(Dataset records)
»»

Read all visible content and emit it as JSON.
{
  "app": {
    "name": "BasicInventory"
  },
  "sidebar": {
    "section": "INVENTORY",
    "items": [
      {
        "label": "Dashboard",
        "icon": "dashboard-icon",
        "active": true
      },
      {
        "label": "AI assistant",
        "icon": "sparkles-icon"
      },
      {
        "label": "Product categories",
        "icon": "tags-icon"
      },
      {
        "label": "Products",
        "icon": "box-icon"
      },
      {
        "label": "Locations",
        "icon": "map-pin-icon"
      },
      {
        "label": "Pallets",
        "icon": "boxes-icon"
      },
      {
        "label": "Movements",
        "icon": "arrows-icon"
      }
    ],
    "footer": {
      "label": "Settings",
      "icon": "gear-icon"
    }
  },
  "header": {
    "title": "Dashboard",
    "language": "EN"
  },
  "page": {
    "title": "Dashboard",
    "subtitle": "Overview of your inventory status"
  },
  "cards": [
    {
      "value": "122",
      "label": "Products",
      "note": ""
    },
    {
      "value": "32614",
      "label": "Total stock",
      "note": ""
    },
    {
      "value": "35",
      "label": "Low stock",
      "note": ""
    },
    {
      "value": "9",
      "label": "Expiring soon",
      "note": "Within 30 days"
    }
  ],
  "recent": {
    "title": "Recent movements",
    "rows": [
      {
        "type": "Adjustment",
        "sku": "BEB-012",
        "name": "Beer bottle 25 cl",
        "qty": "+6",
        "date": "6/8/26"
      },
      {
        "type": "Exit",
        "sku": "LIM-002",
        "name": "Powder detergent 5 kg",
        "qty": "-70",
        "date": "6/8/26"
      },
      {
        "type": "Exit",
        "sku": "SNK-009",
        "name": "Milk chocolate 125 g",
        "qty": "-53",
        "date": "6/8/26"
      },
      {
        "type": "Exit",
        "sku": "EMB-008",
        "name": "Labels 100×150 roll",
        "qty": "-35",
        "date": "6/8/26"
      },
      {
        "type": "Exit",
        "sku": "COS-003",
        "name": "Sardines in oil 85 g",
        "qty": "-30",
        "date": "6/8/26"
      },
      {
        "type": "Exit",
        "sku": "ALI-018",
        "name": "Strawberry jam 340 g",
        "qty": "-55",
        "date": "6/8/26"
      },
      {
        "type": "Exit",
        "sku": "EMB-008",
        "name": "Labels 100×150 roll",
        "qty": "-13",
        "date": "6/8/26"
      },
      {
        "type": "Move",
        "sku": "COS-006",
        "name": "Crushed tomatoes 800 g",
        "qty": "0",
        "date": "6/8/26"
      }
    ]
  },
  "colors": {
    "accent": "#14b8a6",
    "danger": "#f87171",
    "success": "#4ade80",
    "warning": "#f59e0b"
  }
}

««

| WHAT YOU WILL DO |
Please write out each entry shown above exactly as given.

| RESPONSE AREA |
Read all visible content and emit it as JSON.
{
  "app": {
    "name": "BasicInventory"
  },
  "sidebar": {
    "section": "INVENTORY",
    "items": [
      {
        "label": "Dashboard",
        "icon": "dashboard-icon",
        "active": true
      },
      {
        "label": "AI assistant",
        "icon": "sparkles-icon"
      },
      {
        "label": "Product categories",
        "icon": "tags-icon"
      },
      {
        "label": "Products",
        "icon": "box-icon"
      },
      {
        "label": "Locations",
        "icon": "map-pin-icon"
      },
      {
        "label": "Pallets",
        "icon": "boxes-icon"
      },
      {
        "label": "Movements",
        "icon": "arrows-icon"
      }
    ],
    "footer": {
      "label": "Settings",
      "icon": "gear-icon"
    }
  },
  "header": {
    "title": "Dashboard",
    "language": "EN"
  },
  "page": {
    "title": "Dashboard",
    "subtitle": "Overview of your inventory status"
  },
  "cards": [
    {
      "value": "122",
      "label": "Products",
      "note": ""
    },
    {
      "value": "32614",
      "label": "Total stock",
      "note": ""
    },
    {
      "value": "35",
      "label": "Low stock",
      "note": ""
    },
    {
      "value": "9",
      "label": "Expiring soon",
      "note": "Within 30 days"
    }
  ],
  "recent": {
    "title": "Recent movements",
    "rows": [
      {
        "type": "Adjustment",
        "sku": "BEB-012",
        "name": "Beer bottle 25 cl",
        "qty": "+6",
        "date": "6/8/26"
      },
      {
        "type": "Exit",
        "sku": "LIM-002",
        "name": "Powder detergent 5 kg",
        "qty": "-70",
        "date": "6/8/26"
      },
      {
        "type": "Exit",
        "sku": "SNK-009",
        "name": "Milk chocolate 125 g",
        "qty": "-53",
        "date": "6/8/26"
      },
      {
        "type": "Exit",
        "sku": "EMB-008",
        "name": "Labels 100×150 roll",
        "qty": "-35",
        "date": "6/8/26"
      },
      {
        "type": "Exit",
        "sku": "COS-003",
        "name": "Sardines in oil 85 g",
        "qty": "-30",
        "date": "6/8/26"
      },
      {
        "type": "Exit",
        "sku": "ALI-018",
        "name": "Strawberry jam 340 g",
        "qty": "-55",
        "date": "6/8/26"
      },
      {
        "type": "Exit",
        "sku": "EMB-008",
        "name": "Labels 100×150 roll",
        "qty": "-13",
        "date": "6/8/26"
      },
      {
        "type": "Move",
        "sku": "COS-006",
        "name": "Crushed tomatoes 800 g",
        "qty": "0",
        "date": "6/8/26"
      }
    ]
  },
  "colors": {
    "accent": "#14b8a6",
    "danger": "#f87171",
    "success": "#4ade80",
    "warning": "#f59e0b"
  }
}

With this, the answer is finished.